Excerpts from an interface dataset:

______

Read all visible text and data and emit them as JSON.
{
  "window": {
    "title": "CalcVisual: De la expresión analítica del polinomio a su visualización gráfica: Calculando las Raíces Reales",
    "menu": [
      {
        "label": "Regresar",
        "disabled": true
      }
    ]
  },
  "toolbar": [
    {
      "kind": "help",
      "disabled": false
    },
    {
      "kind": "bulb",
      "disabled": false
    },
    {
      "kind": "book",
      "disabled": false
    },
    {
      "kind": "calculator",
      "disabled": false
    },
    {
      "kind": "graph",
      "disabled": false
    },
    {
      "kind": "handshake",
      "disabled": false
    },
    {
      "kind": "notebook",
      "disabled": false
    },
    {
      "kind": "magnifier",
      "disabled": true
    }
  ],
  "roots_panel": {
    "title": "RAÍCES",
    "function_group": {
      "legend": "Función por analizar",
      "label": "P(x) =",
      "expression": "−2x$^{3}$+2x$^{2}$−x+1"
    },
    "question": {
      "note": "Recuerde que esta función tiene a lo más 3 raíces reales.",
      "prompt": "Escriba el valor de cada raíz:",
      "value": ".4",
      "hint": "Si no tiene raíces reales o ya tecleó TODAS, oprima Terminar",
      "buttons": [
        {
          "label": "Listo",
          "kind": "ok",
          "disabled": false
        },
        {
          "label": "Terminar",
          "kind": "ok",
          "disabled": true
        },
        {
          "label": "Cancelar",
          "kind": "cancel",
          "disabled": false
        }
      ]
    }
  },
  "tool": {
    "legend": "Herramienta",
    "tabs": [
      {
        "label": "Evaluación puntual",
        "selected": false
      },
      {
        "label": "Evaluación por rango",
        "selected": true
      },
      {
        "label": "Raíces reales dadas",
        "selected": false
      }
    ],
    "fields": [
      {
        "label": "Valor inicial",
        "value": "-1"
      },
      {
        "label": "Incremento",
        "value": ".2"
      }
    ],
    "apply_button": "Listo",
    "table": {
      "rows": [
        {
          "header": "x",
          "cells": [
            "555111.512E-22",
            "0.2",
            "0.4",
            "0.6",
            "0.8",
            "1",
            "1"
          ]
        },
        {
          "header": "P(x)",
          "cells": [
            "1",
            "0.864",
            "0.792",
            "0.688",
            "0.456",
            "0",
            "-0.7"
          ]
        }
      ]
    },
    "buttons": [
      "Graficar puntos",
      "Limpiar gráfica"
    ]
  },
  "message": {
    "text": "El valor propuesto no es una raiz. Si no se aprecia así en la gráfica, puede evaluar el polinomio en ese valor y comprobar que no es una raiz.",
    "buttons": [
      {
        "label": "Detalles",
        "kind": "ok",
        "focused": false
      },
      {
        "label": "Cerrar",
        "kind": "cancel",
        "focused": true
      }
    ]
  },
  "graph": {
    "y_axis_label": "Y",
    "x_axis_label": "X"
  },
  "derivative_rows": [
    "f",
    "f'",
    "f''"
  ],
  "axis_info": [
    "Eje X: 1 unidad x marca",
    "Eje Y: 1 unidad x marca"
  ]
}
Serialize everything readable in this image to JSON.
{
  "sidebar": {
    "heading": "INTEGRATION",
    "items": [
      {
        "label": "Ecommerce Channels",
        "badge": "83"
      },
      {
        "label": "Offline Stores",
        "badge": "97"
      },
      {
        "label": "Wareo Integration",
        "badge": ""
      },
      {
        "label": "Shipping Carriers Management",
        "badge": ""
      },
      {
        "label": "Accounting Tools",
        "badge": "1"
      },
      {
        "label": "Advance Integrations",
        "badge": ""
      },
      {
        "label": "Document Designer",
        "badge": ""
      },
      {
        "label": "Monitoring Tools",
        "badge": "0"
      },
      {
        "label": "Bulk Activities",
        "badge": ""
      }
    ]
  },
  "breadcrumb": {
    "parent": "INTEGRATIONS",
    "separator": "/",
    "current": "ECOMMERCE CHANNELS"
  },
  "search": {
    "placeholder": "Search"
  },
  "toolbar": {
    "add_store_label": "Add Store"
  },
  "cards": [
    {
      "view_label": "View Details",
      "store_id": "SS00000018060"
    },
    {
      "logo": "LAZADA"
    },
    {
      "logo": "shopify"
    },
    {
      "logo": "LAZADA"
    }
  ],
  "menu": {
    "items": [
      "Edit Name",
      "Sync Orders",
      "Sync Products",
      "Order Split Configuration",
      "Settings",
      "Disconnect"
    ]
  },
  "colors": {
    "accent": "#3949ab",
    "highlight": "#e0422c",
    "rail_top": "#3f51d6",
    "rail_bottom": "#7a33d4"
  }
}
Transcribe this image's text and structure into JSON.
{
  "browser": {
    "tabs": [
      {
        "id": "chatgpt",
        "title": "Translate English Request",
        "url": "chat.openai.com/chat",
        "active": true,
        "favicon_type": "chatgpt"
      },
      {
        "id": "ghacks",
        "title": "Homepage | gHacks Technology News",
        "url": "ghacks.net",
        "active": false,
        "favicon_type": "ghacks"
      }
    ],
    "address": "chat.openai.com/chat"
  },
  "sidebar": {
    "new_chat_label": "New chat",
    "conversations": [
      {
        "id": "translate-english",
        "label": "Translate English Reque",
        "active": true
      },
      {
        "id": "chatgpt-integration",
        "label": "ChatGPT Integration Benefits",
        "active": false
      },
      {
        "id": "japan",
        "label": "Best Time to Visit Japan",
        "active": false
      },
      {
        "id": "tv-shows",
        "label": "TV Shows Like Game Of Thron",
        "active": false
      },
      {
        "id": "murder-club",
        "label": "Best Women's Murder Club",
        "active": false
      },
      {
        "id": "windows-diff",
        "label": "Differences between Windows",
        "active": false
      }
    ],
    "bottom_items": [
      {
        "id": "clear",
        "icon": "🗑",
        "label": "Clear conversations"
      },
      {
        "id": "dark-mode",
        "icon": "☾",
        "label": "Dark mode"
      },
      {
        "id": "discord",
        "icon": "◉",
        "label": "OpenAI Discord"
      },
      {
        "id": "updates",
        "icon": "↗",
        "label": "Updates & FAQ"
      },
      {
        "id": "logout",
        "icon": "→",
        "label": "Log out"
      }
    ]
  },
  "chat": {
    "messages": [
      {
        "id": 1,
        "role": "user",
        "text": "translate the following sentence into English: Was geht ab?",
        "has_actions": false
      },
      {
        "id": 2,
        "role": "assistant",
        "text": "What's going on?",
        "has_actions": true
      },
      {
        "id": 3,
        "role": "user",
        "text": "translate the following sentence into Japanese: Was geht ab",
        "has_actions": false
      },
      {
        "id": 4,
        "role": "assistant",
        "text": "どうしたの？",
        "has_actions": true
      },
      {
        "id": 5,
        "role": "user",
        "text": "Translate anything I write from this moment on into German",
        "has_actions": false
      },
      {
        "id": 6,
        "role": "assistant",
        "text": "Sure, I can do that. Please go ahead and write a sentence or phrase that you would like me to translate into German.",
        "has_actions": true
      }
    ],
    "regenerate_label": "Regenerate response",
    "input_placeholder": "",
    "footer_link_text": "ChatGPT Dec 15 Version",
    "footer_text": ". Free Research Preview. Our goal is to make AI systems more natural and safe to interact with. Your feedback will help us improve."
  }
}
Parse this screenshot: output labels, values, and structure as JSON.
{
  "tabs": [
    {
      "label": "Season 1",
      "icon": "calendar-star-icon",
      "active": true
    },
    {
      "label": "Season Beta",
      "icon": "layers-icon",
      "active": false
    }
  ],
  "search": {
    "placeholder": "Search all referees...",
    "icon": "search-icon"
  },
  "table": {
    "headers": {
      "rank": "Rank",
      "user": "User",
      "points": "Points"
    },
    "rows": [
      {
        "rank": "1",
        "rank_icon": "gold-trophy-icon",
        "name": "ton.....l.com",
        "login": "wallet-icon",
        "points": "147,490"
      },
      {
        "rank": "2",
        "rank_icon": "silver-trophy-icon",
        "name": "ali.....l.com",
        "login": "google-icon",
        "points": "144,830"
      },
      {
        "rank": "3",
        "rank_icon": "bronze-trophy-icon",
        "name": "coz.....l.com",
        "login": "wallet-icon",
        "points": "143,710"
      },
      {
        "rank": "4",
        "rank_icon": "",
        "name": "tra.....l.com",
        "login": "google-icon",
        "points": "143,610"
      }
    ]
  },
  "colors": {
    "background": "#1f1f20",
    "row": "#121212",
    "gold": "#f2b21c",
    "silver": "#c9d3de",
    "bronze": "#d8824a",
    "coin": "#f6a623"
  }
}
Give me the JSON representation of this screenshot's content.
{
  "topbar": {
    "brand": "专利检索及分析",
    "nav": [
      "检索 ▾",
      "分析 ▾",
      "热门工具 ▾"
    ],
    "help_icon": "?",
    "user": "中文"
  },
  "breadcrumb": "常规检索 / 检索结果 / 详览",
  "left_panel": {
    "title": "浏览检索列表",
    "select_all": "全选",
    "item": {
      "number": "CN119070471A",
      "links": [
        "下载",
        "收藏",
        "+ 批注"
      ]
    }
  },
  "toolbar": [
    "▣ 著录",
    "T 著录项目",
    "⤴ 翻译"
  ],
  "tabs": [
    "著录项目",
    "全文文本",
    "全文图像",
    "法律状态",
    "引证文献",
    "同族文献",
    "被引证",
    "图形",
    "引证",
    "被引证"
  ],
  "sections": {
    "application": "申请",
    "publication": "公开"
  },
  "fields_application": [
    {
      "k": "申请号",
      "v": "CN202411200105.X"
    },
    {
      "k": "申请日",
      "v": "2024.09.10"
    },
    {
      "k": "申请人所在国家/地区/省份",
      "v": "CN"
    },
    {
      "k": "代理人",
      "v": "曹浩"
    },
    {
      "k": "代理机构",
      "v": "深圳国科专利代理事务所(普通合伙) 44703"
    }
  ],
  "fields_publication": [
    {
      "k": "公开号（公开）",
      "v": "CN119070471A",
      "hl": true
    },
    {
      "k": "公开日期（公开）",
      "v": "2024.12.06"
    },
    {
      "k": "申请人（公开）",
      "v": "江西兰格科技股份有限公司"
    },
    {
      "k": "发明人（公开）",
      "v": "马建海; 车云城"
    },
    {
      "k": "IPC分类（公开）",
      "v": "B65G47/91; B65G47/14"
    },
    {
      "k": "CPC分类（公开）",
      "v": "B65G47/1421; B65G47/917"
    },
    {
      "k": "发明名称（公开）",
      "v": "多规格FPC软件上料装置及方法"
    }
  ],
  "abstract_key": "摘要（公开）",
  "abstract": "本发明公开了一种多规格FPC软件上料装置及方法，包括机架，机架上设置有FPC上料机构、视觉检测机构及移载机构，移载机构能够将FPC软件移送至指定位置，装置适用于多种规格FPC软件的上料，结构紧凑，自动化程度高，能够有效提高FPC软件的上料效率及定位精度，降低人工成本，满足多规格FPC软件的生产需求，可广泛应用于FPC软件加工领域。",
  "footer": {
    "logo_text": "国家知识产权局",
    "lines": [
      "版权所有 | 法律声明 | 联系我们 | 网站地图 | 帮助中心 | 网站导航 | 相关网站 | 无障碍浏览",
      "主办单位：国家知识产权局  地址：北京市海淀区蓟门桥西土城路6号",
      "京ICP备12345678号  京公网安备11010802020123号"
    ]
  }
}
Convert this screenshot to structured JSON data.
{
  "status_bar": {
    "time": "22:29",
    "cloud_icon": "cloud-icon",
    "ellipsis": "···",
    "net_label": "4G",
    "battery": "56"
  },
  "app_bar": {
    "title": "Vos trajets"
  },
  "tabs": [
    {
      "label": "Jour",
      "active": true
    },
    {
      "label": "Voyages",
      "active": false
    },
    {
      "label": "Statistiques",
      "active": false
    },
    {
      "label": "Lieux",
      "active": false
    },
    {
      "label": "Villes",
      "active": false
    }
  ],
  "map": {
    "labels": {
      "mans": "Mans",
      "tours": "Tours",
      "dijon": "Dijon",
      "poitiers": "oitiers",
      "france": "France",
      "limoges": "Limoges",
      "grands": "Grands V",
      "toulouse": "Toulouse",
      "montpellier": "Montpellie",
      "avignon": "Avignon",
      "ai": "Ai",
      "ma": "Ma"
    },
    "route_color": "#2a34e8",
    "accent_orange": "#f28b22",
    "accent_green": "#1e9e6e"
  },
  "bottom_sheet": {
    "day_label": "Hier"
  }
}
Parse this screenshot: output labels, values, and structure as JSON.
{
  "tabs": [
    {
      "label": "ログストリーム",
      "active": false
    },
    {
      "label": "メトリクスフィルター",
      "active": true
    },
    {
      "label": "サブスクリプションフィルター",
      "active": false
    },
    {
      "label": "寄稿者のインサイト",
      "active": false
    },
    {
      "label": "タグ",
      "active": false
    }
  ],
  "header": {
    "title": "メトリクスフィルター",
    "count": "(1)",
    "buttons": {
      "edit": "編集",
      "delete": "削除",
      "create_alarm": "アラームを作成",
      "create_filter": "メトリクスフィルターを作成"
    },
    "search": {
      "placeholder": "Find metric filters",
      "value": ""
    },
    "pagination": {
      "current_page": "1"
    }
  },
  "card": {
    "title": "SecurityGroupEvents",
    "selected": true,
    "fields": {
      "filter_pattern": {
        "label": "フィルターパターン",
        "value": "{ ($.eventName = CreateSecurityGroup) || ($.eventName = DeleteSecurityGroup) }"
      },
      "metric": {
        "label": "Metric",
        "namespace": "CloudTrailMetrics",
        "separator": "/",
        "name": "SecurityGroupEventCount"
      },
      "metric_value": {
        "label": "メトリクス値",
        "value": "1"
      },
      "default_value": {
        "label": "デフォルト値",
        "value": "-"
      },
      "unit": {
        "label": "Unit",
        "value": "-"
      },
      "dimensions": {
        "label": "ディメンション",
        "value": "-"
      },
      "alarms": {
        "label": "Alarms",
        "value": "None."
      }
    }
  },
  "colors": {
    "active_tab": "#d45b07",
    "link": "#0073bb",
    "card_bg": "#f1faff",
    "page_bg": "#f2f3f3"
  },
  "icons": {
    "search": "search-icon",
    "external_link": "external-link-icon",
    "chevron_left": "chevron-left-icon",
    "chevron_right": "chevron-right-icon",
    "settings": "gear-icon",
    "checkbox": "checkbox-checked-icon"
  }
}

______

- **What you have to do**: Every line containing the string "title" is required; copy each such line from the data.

- **Solution to this problem**:
    "title": "CalcVisual: De la expresión analítica del polinomio a su visualización gráfica: Calculando las Raíces Reales",
    "title": "RAÍCES",
        "title": "Translate English Request",
        "title": "Homepage | gHacks Technology News",
    "title": "浏览检索列表",
    "title": "Vos trajets"
    "title": "メトリクスフィルター",
    "title": "SecurityGroupEvents",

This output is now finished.